OK folks, dont say I hadnt told you so.
Remember that vehicle that we were supposed to frantically throw billions of dollars into, throw all previous tactical vehicle programs into a tailspin, hurriedly ship them to Iraq, buy them from anyone and everyone and, oh yeah, they were supposed to defeat the most lethal roadside bombs...?
Remember that one? The mine resistant, ambush protected vehicle?
Well, it seems that vehicle isnt all its proponents claim.
USA Today reports this morning that the general in charge of fielding the MRAP to Iraq has decided to add on armor that can protect the vehicle against Iranian-made explosively formed penetrator bombs. Wait, I thought the MRAP could already do that?
The Marine general in charge of the program to send new armored vehicles to Iraq says the Pentagon has developed "a solution" to protect the Mine Resistant Ambush Protected trucks from the deadliest type of armor-piercing roadside bomb, called explosively formed projectiles, or EFPs.
The Pentagon's method for combating EFPs involves adding armor to the sides of MRAPs, Brig. Gen. Michael Brogan said in an interview with USA TODAY. The armor is a modified version of what the military calls Frag Kit 6, Brogan said. "I have a solution for EFPs, and I'm going to put it on the trucks I've already bought," Brogan said.

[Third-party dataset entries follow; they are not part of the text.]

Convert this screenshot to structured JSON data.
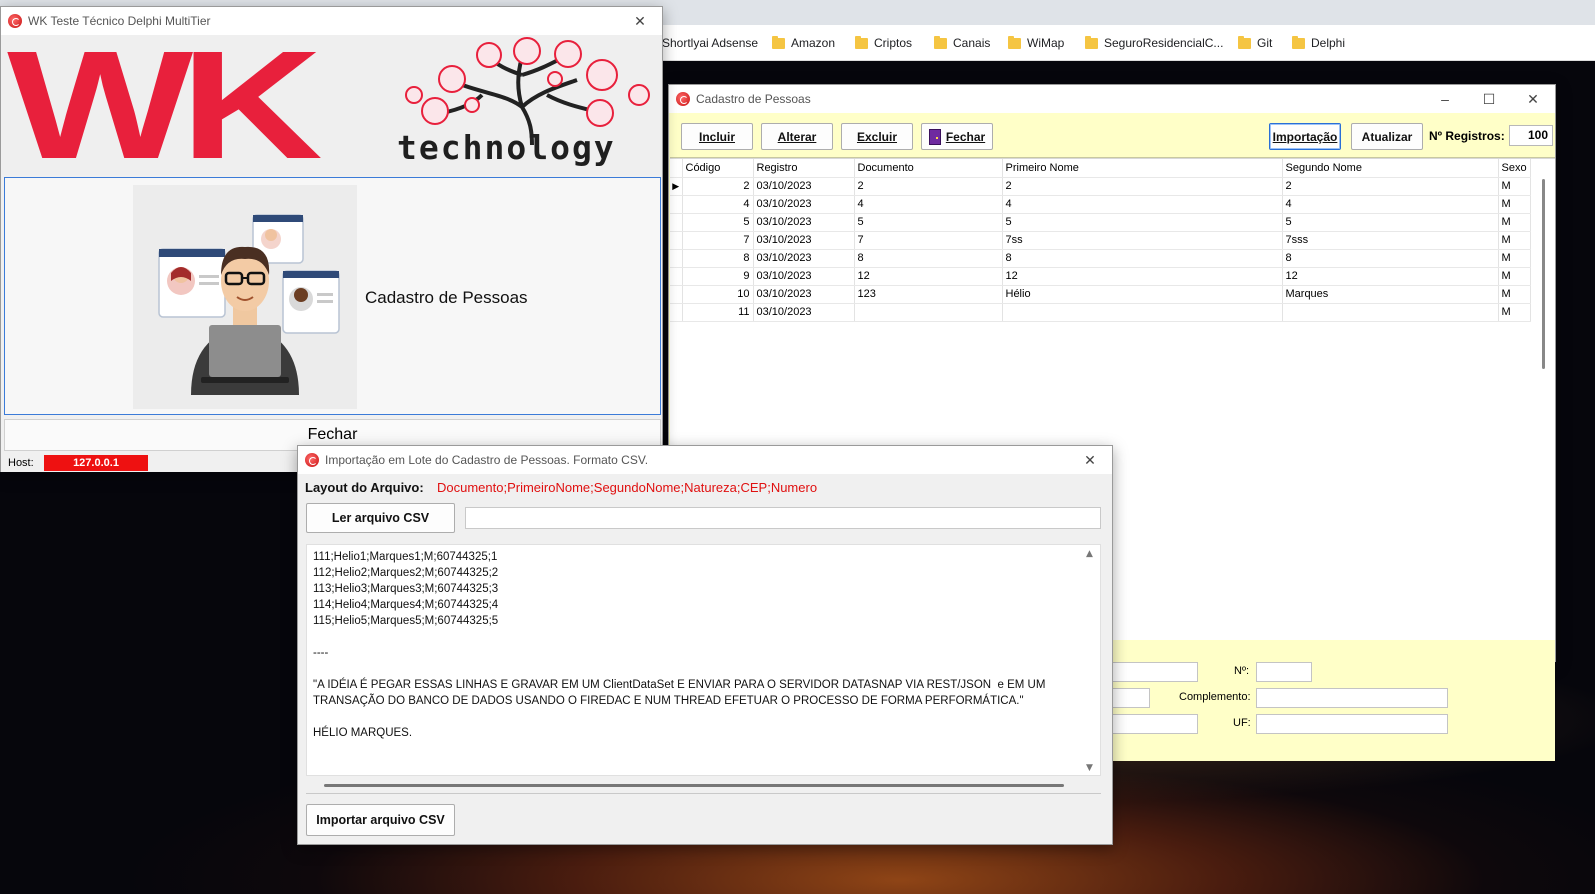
{
  "browser": {
    "bookmarks": [
      {
        "label": "Shortlyai Adsense",
        "folder": false
      },
      {
        "label": "Amazon",
        "folder": true
      },
      {
        "label": "Criptos",
        "folder": true
      },
      {
        "label": "Canais",
        "folder": true
      },
      {
        "label": "WiMap",
        "folder": true
      },
      {
        "label": "SeguroResidencialC...",
        "folder": true
      },
      {
        "label": "Git",
        "folder": true
      },
      {
        "label": "Delphi",
        "folder": true
      }
    ]
  },
  "main_window": {
    "title": "WK Teste Técnico Delphi MultiTier",
    "logo_letters": "WK",
    "logo_word": "technology",
    "tile_label": "Cadastro de Pessoas",
    "close_button": "Fechar",
    "host_label": "Host:",
    "host_value": "127.0.0.1",
    "colors": {
      "logo_red": "#e8203c",
      "host_bg": "#ee1111"
    }
  },
  "cadastro_window": {
    "title": "Cadastro de Pessoas",
    "buttons": {
      "incluir": "Incluir",
      "alterar": "Alterar",
      "excluir": "Excluir",
      "fechar": "Fechar",
      "importacao": "Importação",
      "atualizar": "Atualizar"
    },
    "records_label": "Nº Registros:",
    "records_value": "100",
    "grid": {
      "columns": [
        "Código",
        "Registro",
        "Documento",
        "Primeiro Nome",
        "Segundo Nome",
        "Sexo"
      ],
      "rows": [
        [
          "2",
          "03/10/2023",
          "2",
          "2",
          "2",
          "M"
        ],
        [
          "4",
          "03/10/2023",
          "4",
          "4",
          "4",
          "M"
        ],
        [
          "5",
          "03/10/2023",
          "5",
          "5",
          "5",
          "M"
        ],
        [
          "7",
          "03/10/2023",
          "7",
          "7ss",
          "7sss",
          "M"
        ],
        [
          "8",
          "03/10/2023",
          "8",
          "8",
          "8",
          "M"
        ],
        [
          "9",
          "03/10/2023",
          "12",
          "12",
          "12",
          "M"
        ],
        [
          "10",
          "03/10/2023",
          "123",
          "Hélio",
          "Marques",
          "M"
        ],
        [
          "11",
          "03/10/2023",
          "",
          "",
          "",
          "M"
        ]
      ]
    },
    "form": {
      "numero_label": "Nº:",
      "complemento_label": "Complemento:",
      "uf_label": "UF:"
    },
    "colors": {
      "panel_bg": "#ffffc8"
    }
  },
  "import_window": {
    "title": "Importação em Lote do Cadastro de Pessoas. Formato CSV.",
    "layout_label": "Layout do Arquivo:",
    "layout_value": "Documento;PrimeiroNome;SegundoNome;Natureza;CEP;Numero",
    "read_button": "Ler arquivo CSV",
    "import_button": "Importar arquivo CSV",
    "file_path": "",
    "text_lines": [
      "111;Helio1;Marques1;M;60744325;1",
      "112;Helio2;Marques2;M;60744325;2",
      "113;Helio3;Marques3;M;60744325;3",
      "114;Helio4;Marques4;M;60744325;4",
      "115;Helio5;Marques5;M;60744325;5",
      "",
      "----",
      "",
      "\"A IDÉIA É PEGAR ESSAS LINHAS E GRAVAR EM UM ClientDataSet E ENVIAR PARA O SERVIDOR DATASNAP VIA REST/JSON  e EM UM",
      "TRANSAÇÃO DO BANCO DE DADOS USANDO O FIREDAC E NUM THREAD EFETUAR O PROCESSO DE FORMA PERFORMÁTICA.\"",
      "",
      "HÉLIO MARQUES."
    ],
    "colors": {
      "layout_value": "#e01010"
    }
  }
}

The Frag Kit 6. Really? Didnt we already learn that the Frag Kit 6 is so cumbersome, you need a mechanical device to close the door and a driver cant even tell how wide the vehicle is? Thatll be fun for the troops. Getting the Frag Kit 6 equipped MRAP wedged into an alley during a raid in Dorah.
The MRAP's V-shaped hull and raised chassis help protect troops inside the vehicle from the force of makeshift bombs known as improvised explosive devices.
Brogan dismissed concerns from some military contractors - raised in an online discussion - that the added armor would make the vehicles too wide to operate on U.S. highways.
"They're going into a combat zone," Brogan said. "So, yeah, they're going to be wider than would be permitted if you were going to drive up Interstate 95."
This week, contractors will have an opportunity to submit other solutions to the EFP threat for testing. But their armor will have to rival the current solution to merit consideration. "I've got great trucks," Brogan said. "And I can put additional armor on those great trucks. ... You've either got the solution or you don't."
How are you going to get them out of that crunch, Sen. Biden?
And, oh, Inside Defense reported last week the Joint Requirements Oversight Council had decided to basically shelve plans for the development of the Joint Light Tactical Vehicle the Humvees replacement.
At [acting Pentagon acquisition executive John]Youngs direction, the Army and Marine Corps are preparing a revised JLTV acquisition strategy that includes a robust technology demonstration phase to be presented to the Office of the Secretary of Defense as soon as practical, according to the acquisition executives Sept. 10 guidance to the services, a copy of which InsideDefense.com reviewed.
Youngs guidance effectively jettisoned the JLTV acquisition strategy the Army and Marine Corps proposed on Aug. 22 to OSD, seeking permission to issue requests for proposal to industry this fall and decide on a trio of vehicle makers for the first batch of humvee replacements in April 2008.
As I predicted, it looks like frantic MRAP procurement is squeezing out the Humvee replacement the services really need. Iraq involvement will wane, MRAPs will be sitting unused in motor pools and the troops will be riding around in 1980s-era Humvees for another decade at least.
OK, OK, I know Im going to get several mortar barrages about how heartless I am. But lets look at the numbers. Only 400 of the 1,500 MRAPs that are supposed to be shipped to Iraq this year have arrived. Other than Marines whod already had some in-theater, I have yet to hear of a commander that has the number hed requested. So, how is it that IED attacks are way down and that U.S. casualties have dropped like a rock over the last month?
U.S. military deaths in Iraq fell to their lowest point in more than a year in September, figures show, a continuation of a four-month decline in combat casualties that has analysts debating why...
The decline parallels a drop in casualties caused by roadside bombs, the No. 1 cause of deaths for Americans in Iraq.
According to icasualties, only 27 American troops died from improvised explosive devices, or IEDS, in September, down from the year's peak of 88 in May. The last month when IED casualties were that low was February, when IEDs claimed 27 American lives; 81 U.S. troops died in Iraq that month.
Those statistics include EFPs, explosively formed penetrators, which can pierce armor. Top military commanders in Iraq have said those devices are coming from Iran.
Maybe theres more to protecting troops against IEDs than adding more and more armor.